Business has been collecting information about customers and potential customers for decades; if not a century or two. Yes, buying and selling customer information is nothing new. Where do you think catalog publishers got your name and address? They bought it. All the information you can think of about yourself– and much you cannot– is available to buy whether you like it or don’t.
Everything about you has a price tag. Kudos to Apple for keeping such information it gathers about customers mostly between the two of us. For example, when I’m logged in and shopping on the Apple Store, the company can tell me whether what I’m looking at is compatible– or not– with what I already own. That is a good use of personal information.
Charlie Sorrel explains how it works on the other side of Apple’s tracks, down the unpaved road, and into the less cultivated part of town.
Did you know that Home Depot shares your “name, address and transactional information … with third party companies”? Or that Marriott Hotels discloses “Personal Data and Other Data with select Strategic Business Partners”?
I can make that guess, but I’m certain that nobody at Home Depot or Marriott ever called me up to ask if it would be OK.
Again, move along; nothing new to see here. This is old bad news, right?
The bad news is, pretty much anytime you share your data with a U.S. company, it will sell that data to somebody else.
That much I know. What I do not know is how much data those companies have, how much they use, where they get it, and what it is.
Nobody tells me that. Except for Apple.
The good news is that you can opt out. And the even better news is that there’s one place to get all the information you need to do it.
I will believe that when I see it.
This kind of abuse isn’t exclusive to U.S. companies, of course, but the lack of any decent government regulation makes it easier to get away with than in other places.
Remember, we live in the good old U.S. of A. The land of the free, my ass.

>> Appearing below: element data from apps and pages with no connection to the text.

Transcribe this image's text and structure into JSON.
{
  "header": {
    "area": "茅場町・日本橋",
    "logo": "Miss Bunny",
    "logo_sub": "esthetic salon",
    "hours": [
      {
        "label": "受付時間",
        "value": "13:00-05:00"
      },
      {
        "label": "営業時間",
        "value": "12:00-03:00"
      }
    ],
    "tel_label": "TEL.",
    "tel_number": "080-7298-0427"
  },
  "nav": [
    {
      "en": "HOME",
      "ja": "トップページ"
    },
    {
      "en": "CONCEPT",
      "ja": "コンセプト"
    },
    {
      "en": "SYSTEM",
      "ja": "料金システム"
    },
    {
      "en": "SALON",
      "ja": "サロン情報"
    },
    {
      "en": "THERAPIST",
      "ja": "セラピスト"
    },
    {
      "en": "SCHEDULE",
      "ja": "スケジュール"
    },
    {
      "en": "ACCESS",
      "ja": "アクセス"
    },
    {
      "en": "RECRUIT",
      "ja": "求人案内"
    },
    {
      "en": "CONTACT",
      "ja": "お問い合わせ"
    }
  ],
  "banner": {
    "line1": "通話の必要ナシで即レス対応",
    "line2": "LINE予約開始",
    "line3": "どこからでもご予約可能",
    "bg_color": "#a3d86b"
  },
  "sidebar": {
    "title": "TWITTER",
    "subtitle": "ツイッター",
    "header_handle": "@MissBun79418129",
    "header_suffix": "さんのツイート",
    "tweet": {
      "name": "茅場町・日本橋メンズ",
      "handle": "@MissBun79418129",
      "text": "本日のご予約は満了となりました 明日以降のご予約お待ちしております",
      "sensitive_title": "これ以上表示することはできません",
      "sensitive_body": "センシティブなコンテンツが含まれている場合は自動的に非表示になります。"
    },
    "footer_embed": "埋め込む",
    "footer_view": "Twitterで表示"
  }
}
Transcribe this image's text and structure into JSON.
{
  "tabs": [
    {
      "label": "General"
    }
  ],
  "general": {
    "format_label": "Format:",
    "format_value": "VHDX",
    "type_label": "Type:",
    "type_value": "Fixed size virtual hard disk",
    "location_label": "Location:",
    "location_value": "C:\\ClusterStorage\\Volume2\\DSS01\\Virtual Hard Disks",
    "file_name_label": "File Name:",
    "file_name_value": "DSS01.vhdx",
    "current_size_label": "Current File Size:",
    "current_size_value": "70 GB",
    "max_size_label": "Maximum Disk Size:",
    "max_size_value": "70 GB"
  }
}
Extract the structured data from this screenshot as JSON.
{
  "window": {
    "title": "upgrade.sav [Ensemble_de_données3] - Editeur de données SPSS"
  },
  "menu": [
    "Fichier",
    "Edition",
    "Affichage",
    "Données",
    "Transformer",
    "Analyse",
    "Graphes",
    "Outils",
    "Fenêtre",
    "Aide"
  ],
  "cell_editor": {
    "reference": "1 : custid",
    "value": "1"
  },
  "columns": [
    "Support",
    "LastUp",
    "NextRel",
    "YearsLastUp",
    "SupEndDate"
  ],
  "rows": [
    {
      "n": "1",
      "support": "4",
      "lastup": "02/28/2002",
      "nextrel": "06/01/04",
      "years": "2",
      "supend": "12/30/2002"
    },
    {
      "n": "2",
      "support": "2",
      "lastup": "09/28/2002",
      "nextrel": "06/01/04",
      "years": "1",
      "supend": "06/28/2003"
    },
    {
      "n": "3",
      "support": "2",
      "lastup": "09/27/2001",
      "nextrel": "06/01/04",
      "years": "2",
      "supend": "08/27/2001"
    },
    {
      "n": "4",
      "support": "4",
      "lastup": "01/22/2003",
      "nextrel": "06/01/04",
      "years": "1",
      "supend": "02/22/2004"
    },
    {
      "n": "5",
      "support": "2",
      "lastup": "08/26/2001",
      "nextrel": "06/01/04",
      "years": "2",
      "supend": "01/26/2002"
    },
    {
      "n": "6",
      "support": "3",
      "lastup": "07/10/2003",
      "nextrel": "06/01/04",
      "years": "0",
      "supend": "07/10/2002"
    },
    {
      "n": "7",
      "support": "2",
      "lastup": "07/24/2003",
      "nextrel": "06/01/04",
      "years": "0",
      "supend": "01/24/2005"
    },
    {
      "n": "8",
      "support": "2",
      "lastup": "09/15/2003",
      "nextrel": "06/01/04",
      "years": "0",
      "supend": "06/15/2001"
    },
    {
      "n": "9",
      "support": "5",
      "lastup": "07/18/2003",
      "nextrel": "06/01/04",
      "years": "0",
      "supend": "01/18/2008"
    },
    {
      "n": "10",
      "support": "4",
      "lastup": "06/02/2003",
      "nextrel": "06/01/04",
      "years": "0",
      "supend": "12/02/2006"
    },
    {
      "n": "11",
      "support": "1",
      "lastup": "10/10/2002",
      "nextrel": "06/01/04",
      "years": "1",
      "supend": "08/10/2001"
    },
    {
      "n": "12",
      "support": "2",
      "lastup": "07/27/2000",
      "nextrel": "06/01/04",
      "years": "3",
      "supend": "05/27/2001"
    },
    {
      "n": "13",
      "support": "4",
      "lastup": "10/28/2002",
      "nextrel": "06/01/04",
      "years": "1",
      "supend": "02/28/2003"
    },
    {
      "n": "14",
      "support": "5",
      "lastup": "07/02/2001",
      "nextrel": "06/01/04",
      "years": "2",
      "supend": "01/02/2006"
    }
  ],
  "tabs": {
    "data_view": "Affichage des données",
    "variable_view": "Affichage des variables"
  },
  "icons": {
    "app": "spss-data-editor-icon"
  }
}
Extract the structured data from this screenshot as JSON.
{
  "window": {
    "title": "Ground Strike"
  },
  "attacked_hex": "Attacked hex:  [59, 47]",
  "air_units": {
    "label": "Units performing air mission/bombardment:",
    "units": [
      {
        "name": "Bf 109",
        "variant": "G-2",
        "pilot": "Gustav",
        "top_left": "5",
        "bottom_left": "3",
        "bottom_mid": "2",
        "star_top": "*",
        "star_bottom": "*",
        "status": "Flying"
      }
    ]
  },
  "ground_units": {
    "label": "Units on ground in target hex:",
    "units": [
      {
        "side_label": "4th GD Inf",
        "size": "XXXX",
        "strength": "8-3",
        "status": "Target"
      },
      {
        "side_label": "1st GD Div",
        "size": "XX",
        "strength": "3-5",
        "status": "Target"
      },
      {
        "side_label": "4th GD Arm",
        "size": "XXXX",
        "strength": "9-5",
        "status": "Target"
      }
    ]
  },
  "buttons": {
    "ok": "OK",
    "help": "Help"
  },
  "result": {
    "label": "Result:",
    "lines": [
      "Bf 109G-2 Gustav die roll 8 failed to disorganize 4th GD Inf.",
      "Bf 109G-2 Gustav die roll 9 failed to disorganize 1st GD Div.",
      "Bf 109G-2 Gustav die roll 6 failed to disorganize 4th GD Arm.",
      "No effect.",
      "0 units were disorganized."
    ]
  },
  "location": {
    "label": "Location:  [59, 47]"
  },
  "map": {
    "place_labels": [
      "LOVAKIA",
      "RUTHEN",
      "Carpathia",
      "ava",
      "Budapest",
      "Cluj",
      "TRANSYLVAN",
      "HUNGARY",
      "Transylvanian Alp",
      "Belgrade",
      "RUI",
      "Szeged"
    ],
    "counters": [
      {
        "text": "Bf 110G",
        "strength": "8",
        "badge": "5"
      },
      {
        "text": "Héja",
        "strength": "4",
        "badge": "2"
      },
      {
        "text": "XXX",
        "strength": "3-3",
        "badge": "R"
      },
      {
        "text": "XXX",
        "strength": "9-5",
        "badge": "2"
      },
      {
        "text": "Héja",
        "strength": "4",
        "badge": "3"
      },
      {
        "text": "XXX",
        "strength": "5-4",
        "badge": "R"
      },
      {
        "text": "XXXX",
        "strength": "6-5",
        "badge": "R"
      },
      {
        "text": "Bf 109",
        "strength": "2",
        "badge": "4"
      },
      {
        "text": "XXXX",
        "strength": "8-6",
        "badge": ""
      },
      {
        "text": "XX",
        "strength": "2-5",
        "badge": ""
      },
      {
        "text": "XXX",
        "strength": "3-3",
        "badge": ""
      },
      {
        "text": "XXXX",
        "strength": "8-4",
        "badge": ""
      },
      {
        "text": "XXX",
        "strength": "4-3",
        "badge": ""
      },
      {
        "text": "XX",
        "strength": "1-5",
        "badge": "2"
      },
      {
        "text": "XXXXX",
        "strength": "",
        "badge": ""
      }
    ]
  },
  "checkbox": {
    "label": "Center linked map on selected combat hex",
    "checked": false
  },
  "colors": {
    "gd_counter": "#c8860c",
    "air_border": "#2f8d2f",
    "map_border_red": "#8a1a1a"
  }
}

The problem seems more complicated than a mere opt-out option because so much information has been collected for so many decades– accurate and up to date or otherwise– that it must be virtually impossible to track it all down and get it turned off.
What can we do?
There are two options. The best is never to use companies that sell your data. But if you decide on that path, then you may as well just unplug your internet right now.
Let’s not go with what’s behind door #2, Monte. But door #1 is closed permanently. The cat is out of the bag. The toothpaste is out of the tube.
Still, Sorrel, who may get paid by a combination of number of words and number of page views to each article, persists and introduced Simple Opt Out.
Prepare for a little nausea. Ongoing nausea. You know, like Hillary and Bill, or Barrack and Michelle on election night 2016.
What you’re going to see will surprise you; a long, long list of companies and their opt-out options. When they say it’s a jungle out there, they’re talking about data collections; data collected from you and sold by others to enrich their lives, not yours.
Thank you, Apple, for being an old fashioned company that just sells stuff. Besides personal information.